→ Exercise:
Every line below is to be copied exactly, with the pictures left out.
=== Exercise material ===
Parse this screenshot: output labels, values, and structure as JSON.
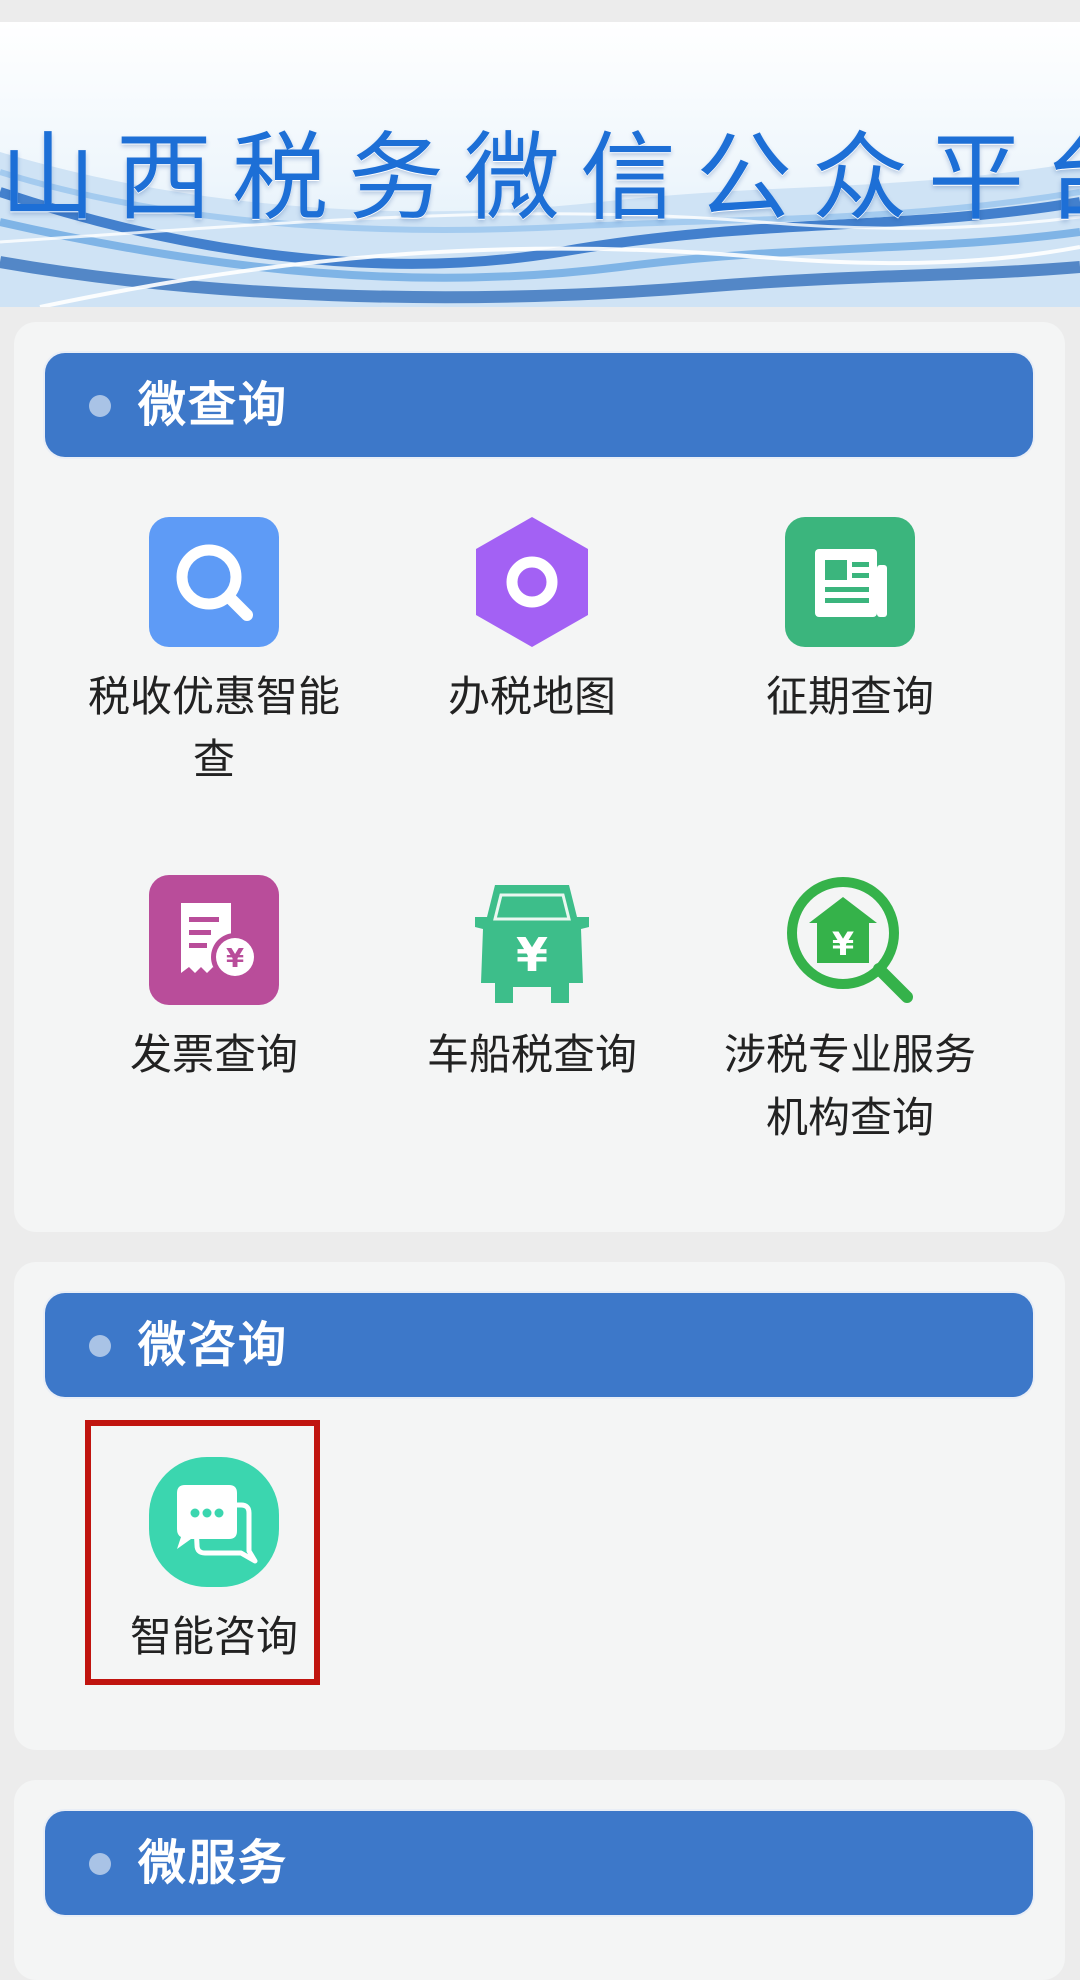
{
  "banner": {
    "title": "山西税务微信公众平台"
  },
  "sections": [
    {
      "title": "微查询",
      "items": [
        {
          "label": "税收优惠智能查",
          "icon": "search-icon"
        },
        {
          "label": "办税地图",
          "icon": "map-hexagon-icon"
        },
        {
          "label": "征期查询",
          "icon": "calendar-document-icon"
        },
        {
          "label": "发票查询",
          "icon": "invoice-icon"
        },
        {
          "label": "车船税查询",
          "icon": "car-tax-icon"
        },
        {
          "label": "涉税专业服务机构查询",
          "icon": "agency-search-icon"
        }
      ]
    },
    {
      "title": "微咨询",
      "items": [
        {
          "label": "智能咨询",
          "icon": "chat-bubbles-icon"
        }
      ]
    },
    {
      "title": "微服务",
      "items": []
    }
  ],
  "colors": {
    "header_blue": "#3d78c9",
    "card_bg": "#f4f5f5",
    "page_bg": "#ececec",
    "highlight_red": "#c0140f"
  }
}
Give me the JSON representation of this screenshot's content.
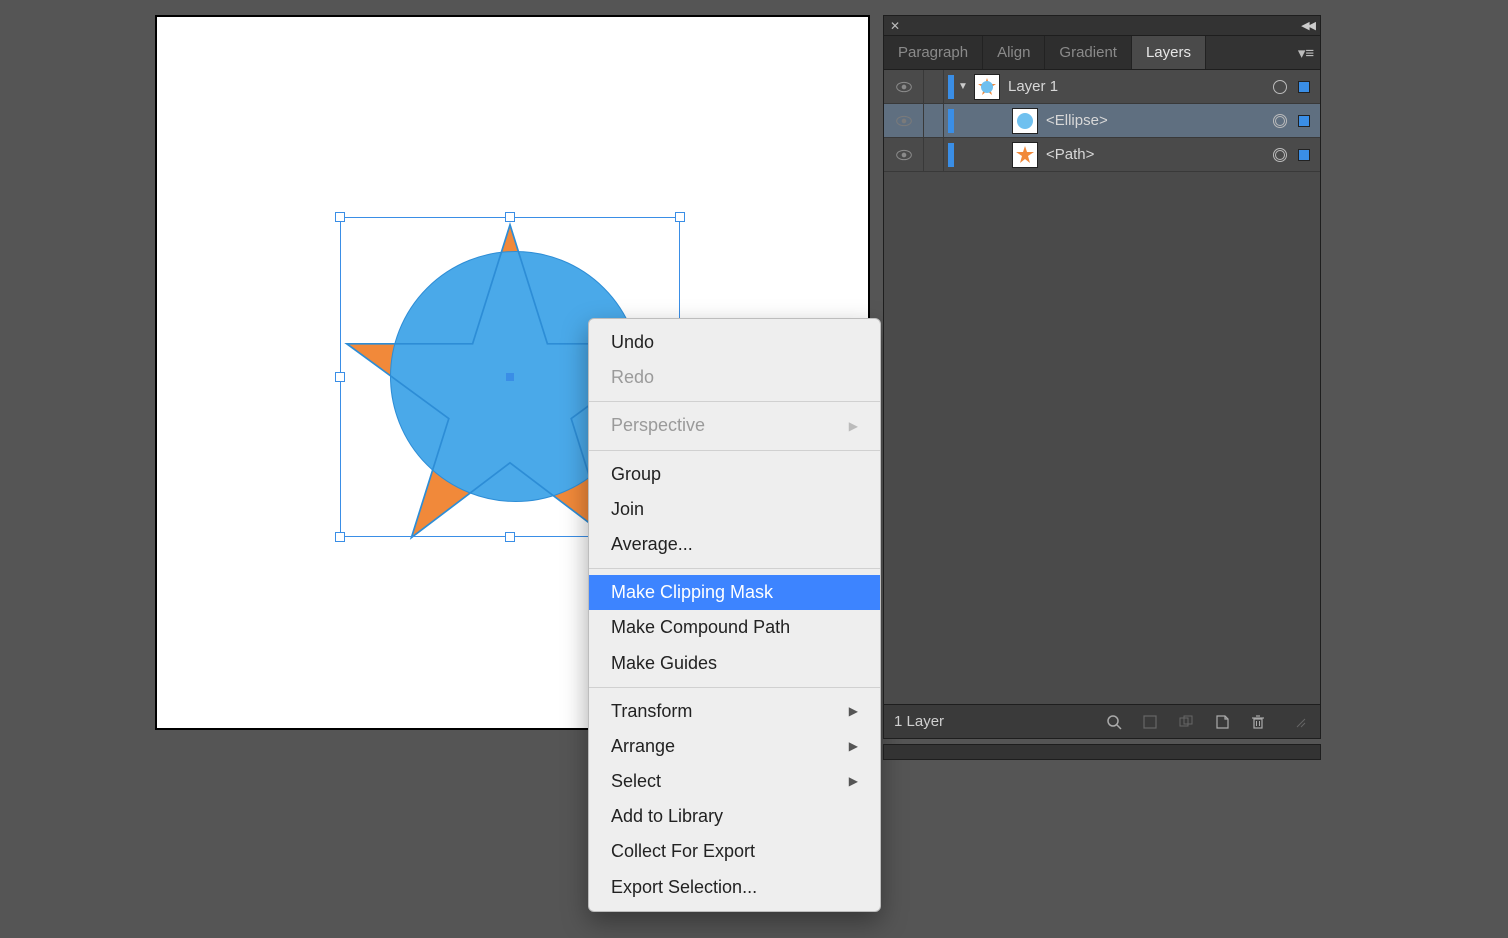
{
  "canvas": {
    "circle_fill": "#4aa9e9",
    "circle_stroke": "#2d8dd6",
    "star_fill": "#f1893a",
    "selection_color": "#3a8ee6"
  },
  "context_menu": {
    "items": [
      {
        "label": "Undo",
        "disabled": false
      },
      {
        "label": "Redo",
        "disabled": true
      }
    ],
    "perspective": "Perspective",
    "group_items": [
      {
        "label": "Group"
      },
      {
        "label": "Join"
      },
      {
        "label": "Average..."
      }
    ],
    "mask_items": [
      {
        "label": "Make Clipping Mask",
        "highlight": true
      },
      {
        "label": "Make Compound Path"
      },
      {
        "label": "Make Guides"
      }
    ],
    "transform_items": [
      {
        "label": "Transform",
        "arrow": true
      },
      {
        "label": "Arrange",
        "arrow": true
      },
      {
        "label": "Select",
        "arrow": true
      },
      {
        "label": "Add to Library"
      },
      {
        "label": "Collect For Export"
      },
      {
        "label": "Export Selection..."
      }
    ]
  },
  "panel": {
    "tabs": [
      "Paragraph",
      "Align",
      "Gradient",
      "Layers"
    ],
    "active_tab": "Layers",
    "layers": [
      {
        "name": "Layer 1",
        "indent": 0,
        "selected": false,
        "disclosure": true,
        "target": "single",
        "thumb": "layer"
      },
      {
        "name": "<Ellipse>",
        "indent": 1,
        "selected": true,
        "disclosure": false,
        "target": "double",
        "thumb": "ellipse"
      },
      {
        "name": "<Path>",
        "indent": 1,
        "selected": false,
        "disclosure": false,
        "target": "double",
        "thumb": "star"
      }
    ],
    "footer_count": "1 Layer"
  }
}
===
→ Your response:
Parse this screenshot: output labels, values, and structure as JSON.
{
  "banner": {
    "title": "山西税务微信公众平台"
  },
  "sections": [
    {
      "title": "微查询",
      "items": [
        {
          "label": "税收优惠智能查",
          "icon": "search-icon"
        },
        {
          "label": "办税地图",
          "icon": "map-hexagon-icon"
        },
        {
          "label": "征期查询",
          "icon": "calendar-document-icon"
        },
        {
          "label": "发票查询",
          "icon": "invoice-icon"
        },
        {
          "label": "车船税查询",
          "icon": "car-tax-icon"
        },
        {
          "label": "涉税专业服务机构查询",
          "icon": "agency-search-icon"
        }
      ]
    },
    {
      "title": "微咨询",
      "items": [
        {
          "label": "智能咨询",
          "icon": "chat-bubbles-icon"
        }
      ]
    },
    {
      "title": "微服务",
      "items": []
    }
  ],
  "colors": {
    "header_blue": "#3d78c9",
    "card_bg": "#f4f5f5",
    "page_bg": "#ececec",
    "highlight_red": "#c0140f"
  }
}
Give me the JSON representation of this screenshot's content.
{
  "canvas": {
    "circle_fill": "#4aa9e9",
    "circle_stroke": "#2d8dd6",
    "star_fill": "#f1893a",
    "selection_color": "#3a8ee6"
  },
  "context_menu": {
    "items": [
      {
        "label": "Undo",
        "disabled": false
      },
      {
        "label": "Redo",
        "disabled": true
      }
    ],
    "perspective": "Perspective",
    "group_items": [
      {
        "label": "Group"
      },
      {
        "label": "Join"
      },
      {
        "label": "Average..."
      }
    ],
    "mask_items": [
      {
        "label": "Make Clipping Mask",
        "highlight": true
      },
      {
        "label": "Make Compound Path"
      },
      {
        "label": "Make Guides"
      }
    ],
    "transform_items": [
      {
        "label": "Transform",
        "arrow": true
      },
      {
        "label": "Arrange",
        "arrow": true
      },
      {
        "label": "Select",
        "arrow": true
      },
      {
        "label": "Add to Library"
      },
      {
        "label": "Collect For Export"
      },
      {
        "label": "Export Selection..."
      }
    ]
  },
  "panel": {
    "tabs": [
      "Paragraph",
      "Align",
      "Gradient",
      "Layers"
    ],
    "active_tab": "Layers",
    "layers": [
      {
        "name": "Layer 1",
        "indent": 0,
        "selected": false,
        "disclosure": true,
        "target": "single",
        "thumb": "layer"
      },
      {
        "name": "<Ellipse>",
        "indent": 1,
        "selected": true,
        "disclosure": false,
        "target": "double",
        "thumb": "ellipse"
      },
      {
        "name": "<Path>",
        "indent": 1,
        "selected": false,
        "disclosure": false,
        "target": "double",
        "thumb": "star"
      }
    ],
    "footer_count": "1 Layer"
  }
}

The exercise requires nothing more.